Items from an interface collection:
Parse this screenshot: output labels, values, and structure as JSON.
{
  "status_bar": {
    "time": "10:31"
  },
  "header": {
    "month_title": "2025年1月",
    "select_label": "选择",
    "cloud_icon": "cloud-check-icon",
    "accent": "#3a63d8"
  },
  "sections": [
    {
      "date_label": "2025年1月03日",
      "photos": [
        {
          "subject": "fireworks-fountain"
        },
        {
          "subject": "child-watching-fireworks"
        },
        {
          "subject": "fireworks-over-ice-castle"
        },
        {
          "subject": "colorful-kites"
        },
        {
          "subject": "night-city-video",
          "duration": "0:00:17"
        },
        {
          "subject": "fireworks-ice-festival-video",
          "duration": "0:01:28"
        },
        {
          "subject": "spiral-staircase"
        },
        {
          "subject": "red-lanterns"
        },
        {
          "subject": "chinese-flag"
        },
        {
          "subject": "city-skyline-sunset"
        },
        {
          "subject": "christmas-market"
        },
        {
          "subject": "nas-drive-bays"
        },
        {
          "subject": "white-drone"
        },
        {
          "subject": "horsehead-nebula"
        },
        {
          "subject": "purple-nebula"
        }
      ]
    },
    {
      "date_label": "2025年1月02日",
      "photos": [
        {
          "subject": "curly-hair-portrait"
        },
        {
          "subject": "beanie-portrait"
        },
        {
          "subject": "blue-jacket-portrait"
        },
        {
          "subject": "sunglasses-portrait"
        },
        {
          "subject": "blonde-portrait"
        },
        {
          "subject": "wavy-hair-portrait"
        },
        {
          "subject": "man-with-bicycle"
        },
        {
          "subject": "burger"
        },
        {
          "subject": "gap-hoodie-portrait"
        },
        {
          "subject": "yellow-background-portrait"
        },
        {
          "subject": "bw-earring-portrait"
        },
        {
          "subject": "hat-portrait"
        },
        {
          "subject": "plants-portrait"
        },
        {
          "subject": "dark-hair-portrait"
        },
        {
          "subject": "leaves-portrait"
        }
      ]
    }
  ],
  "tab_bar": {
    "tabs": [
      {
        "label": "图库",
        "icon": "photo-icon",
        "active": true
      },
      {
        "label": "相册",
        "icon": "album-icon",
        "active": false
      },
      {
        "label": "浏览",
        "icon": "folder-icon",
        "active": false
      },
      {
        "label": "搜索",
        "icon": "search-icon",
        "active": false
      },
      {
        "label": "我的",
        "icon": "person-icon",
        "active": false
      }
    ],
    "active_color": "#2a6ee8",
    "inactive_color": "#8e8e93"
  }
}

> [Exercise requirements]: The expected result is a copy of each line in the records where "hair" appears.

> [Answer for this exercise]:
          "subject": "curly-hair-portrait"
          "subject": "wavy-hair-portrait"
          "subject": "dark-hair-portrait"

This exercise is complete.